According to lullabytrust.org.uk, it’s vital a newborn’s room is neither too hot or cold. This is because the risk of SIDS (sudden infant death syndrome) is higher for babies feeling too hot. They recommend heating the room of a newborn to 16 to 20 degrees.
What temperature is ideal for elderly people?
For vulnerable people such as the elderly, a change in room temperature can present several health risks. For example:
- A temperature of less than nine degrees has the potential to lead to hypothermia
- A temperature of nine to twelve degrees or above 24 degrees increases the risk of strokes and heart attacks
The Age UK guide suggests the elderly heat their main living areas to 21 degrees, while heating the rest of their home to at least 18 degrees.
Should you heat your home when on holiday?
Only leave your heating on during a holiday if there’s a possibility of freezing. Otherwise, you could return home to a flooded house and costly repairs.
To prevent freezing, set your thermostat at around five degrees Celsius. Most modern boilers also have inbuilt frost protection. This allows the boiler to protect itself by turning on as the temperature drops.
In summer, it makes sense to switch off your heating while you’re away. The only two exceptions to this are:
- If you have pets in the home while you’re away
- If you’re away for an extended period and want to minimise the risk of mould or mildew building up
Should you heat your home in the summer?
There’s no need to heat your home during daylight hours.
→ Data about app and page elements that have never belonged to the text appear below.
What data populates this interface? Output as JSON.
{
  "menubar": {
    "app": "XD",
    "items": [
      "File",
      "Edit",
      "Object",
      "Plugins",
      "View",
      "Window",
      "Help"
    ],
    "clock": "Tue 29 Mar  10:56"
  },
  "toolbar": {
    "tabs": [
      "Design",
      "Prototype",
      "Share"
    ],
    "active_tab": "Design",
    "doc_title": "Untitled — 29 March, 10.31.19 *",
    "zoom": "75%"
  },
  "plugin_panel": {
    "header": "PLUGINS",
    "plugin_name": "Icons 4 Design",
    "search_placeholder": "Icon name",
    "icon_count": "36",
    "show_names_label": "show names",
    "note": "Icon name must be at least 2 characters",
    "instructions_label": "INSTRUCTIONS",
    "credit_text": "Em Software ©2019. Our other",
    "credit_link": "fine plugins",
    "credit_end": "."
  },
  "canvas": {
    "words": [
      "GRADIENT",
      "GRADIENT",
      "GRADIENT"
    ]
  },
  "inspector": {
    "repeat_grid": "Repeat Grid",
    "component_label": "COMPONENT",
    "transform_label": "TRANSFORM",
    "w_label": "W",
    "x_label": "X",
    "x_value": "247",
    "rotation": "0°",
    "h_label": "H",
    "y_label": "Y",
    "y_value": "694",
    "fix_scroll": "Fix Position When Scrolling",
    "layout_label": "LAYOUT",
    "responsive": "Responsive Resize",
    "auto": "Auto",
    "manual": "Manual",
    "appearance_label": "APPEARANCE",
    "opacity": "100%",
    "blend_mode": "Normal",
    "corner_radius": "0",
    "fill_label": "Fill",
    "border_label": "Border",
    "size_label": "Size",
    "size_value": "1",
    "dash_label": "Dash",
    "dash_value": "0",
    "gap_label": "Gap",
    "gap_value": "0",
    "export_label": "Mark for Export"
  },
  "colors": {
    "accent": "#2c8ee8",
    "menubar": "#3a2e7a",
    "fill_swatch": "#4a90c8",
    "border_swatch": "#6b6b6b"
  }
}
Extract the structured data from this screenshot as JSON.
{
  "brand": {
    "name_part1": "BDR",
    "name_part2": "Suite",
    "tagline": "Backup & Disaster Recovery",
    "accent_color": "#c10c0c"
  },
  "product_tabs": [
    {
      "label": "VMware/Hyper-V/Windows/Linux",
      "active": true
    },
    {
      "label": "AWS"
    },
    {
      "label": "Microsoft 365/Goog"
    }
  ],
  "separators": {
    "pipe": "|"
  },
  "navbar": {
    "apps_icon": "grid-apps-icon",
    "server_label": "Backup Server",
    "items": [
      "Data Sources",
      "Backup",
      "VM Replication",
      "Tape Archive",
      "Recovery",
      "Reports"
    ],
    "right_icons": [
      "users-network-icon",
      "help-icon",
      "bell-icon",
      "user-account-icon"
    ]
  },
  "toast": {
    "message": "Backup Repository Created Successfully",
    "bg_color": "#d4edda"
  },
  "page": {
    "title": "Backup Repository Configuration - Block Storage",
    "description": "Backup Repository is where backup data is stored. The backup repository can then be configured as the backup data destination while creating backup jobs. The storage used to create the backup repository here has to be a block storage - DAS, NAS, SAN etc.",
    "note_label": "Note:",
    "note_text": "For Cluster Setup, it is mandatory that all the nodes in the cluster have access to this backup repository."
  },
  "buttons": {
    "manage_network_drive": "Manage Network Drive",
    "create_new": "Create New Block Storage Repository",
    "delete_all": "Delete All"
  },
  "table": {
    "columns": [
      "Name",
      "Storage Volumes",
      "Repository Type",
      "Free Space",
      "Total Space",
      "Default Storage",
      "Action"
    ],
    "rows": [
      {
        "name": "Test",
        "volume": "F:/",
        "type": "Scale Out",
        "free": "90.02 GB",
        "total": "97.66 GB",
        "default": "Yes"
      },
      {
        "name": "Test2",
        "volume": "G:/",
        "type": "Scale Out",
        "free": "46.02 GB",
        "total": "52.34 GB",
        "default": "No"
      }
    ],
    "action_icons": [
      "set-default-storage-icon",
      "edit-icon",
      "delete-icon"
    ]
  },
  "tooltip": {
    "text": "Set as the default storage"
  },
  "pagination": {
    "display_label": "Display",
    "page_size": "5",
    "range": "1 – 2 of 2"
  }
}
But if the temperature drops at night and you feel uncomfortable, you can turn the thermostat up a notch or two.
That said, a better solution might be to improve the insulation of your home. With your home retaining more heat gained during the day, you can rely less on your central heating.
Should you open windows to circulate air?
Opening your windows may be a great way to let fresh air into your home. But if your heating is on, your home will never reach the desired temperature because heat will escape through the window.
During summer you may be tempted to open your windows to cool down your house. Or to improve your sleep at night. But if it’s a particularly hot summer, warm air from outside may make your room more uncomfortable.
How much does an extra degree in heating cost?
According to thisismoney.co.uk, you can save around £80 per year if you turn down your heating by one degree. So it might be worth giving a lower temperature a try.
Get smart with your heating
Products such as Hive Active Heating make it easy to manage the temperature of your home. For example, Hive can activate your heating when you’re on your way back home. Or switch off the heating as you leave for work. It can also track the temperature using its temperature sensor.
To find out more, visit the Hive website.